Studies investigating cognitive outcomes following docosahexaenoic acid (DHA) supplementation of infant formula yield conflicting results, perhaps due to inadequate dietary concentrations.

To determine the optimal DHA concentration in term formula to support cognitive maturation.

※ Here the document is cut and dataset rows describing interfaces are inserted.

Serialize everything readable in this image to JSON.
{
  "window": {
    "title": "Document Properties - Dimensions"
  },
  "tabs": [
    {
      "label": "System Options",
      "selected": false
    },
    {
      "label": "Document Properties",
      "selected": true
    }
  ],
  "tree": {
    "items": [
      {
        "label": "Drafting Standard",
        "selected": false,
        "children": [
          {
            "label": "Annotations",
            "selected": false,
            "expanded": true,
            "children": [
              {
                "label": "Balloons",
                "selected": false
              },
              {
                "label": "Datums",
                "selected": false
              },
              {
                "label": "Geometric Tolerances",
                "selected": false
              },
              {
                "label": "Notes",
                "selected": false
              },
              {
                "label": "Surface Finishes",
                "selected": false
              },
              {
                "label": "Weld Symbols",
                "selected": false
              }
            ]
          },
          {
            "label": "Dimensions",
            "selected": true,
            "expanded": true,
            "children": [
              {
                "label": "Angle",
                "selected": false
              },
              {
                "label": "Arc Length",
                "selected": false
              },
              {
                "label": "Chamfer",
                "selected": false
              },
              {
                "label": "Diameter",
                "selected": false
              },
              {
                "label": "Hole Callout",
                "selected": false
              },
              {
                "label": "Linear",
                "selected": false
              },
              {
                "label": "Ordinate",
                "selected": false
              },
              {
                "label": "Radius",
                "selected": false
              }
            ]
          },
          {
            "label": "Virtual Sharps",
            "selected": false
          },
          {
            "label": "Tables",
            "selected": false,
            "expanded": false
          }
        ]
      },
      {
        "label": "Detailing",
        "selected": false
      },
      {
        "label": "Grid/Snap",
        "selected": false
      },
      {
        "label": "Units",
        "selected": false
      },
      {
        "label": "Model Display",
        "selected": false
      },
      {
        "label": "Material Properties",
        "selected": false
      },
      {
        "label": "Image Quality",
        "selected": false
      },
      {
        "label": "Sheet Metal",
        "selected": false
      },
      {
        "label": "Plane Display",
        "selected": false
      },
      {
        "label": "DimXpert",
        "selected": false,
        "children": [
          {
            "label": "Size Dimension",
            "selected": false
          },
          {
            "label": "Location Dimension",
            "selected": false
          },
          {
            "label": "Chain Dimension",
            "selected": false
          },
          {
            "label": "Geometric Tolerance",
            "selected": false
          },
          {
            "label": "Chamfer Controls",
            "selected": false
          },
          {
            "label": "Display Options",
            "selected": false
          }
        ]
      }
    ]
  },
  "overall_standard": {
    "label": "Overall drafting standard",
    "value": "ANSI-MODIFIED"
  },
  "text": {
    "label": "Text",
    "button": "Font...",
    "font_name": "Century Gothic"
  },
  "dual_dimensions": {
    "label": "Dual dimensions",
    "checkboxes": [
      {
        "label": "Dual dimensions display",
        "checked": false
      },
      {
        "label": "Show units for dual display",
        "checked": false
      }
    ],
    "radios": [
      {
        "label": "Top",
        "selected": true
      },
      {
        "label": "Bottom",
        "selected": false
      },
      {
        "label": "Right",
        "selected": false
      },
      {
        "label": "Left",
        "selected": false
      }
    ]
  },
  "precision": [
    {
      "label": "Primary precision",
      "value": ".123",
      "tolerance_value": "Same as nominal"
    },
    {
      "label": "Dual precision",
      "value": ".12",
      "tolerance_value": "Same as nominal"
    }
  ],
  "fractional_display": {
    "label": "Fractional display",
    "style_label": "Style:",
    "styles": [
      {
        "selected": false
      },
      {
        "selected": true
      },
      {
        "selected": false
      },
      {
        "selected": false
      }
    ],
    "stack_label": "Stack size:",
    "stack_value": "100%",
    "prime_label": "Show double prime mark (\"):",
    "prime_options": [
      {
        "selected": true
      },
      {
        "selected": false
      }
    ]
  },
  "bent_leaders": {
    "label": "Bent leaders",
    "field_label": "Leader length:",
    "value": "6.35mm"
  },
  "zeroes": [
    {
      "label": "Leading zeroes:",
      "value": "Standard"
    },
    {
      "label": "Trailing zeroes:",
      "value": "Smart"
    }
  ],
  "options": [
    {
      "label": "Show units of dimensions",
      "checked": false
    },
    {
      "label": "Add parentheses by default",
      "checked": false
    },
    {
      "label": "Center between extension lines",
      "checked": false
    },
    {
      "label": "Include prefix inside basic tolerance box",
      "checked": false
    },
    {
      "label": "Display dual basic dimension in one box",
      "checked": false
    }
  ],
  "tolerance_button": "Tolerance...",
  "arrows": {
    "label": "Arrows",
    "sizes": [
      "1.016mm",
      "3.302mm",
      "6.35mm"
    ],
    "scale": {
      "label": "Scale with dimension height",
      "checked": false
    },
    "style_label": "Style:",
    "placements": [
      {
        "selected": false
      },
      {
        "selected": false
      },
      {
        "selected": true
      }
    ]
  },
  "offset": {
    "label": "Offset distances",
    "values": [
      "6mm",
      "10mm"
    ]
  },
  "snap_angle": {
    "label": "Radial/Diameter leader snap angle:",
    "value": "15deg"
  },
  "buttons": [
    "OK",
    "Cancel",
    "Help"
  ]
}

This was a double-masked, randomized, controlled, prospective trial. A total of 181 infants were enrolled at 1-9 days of age and assigned randomly to receive one of four term infant formulas with one of four levels of docosahexaenoic acid: Control (0% DHA), 0.32% DHA, 0.64% DHA, or 0.96% DHA. All DHA-supplemented formulas contained 0.64% arachidonic acid (ARA). Infants were fed the assigned formulas until 12 months of age. One hundred forty-one children completed the 12-month feeding trial and were eligible for this study. Cognitive function was assessed in 131 children at 18 months of age using the Bayley Scales of Infant Development II (BSID II).

There were no diet group differences on the Mental Development Index (MDI), the Psychomotor Development Index (PDI), or the Behavior Rating Scale (BRS) of the BSID II. However, when the scores of children who received any of the three DHA-supplemented formulas were combined and compared to control children, a significant difference emerged: the MDI scores of DHA-supplemented children were higher (104.1 v. 98.4; p=0.02).

These results suggest that dietary supplementation of DHA during the first year of life leads to enhanced cognitive development at 18 months of age. DHA concentration of 0.32% is adequate to improve cognitive function; higher concentrations did not confer additional benefit.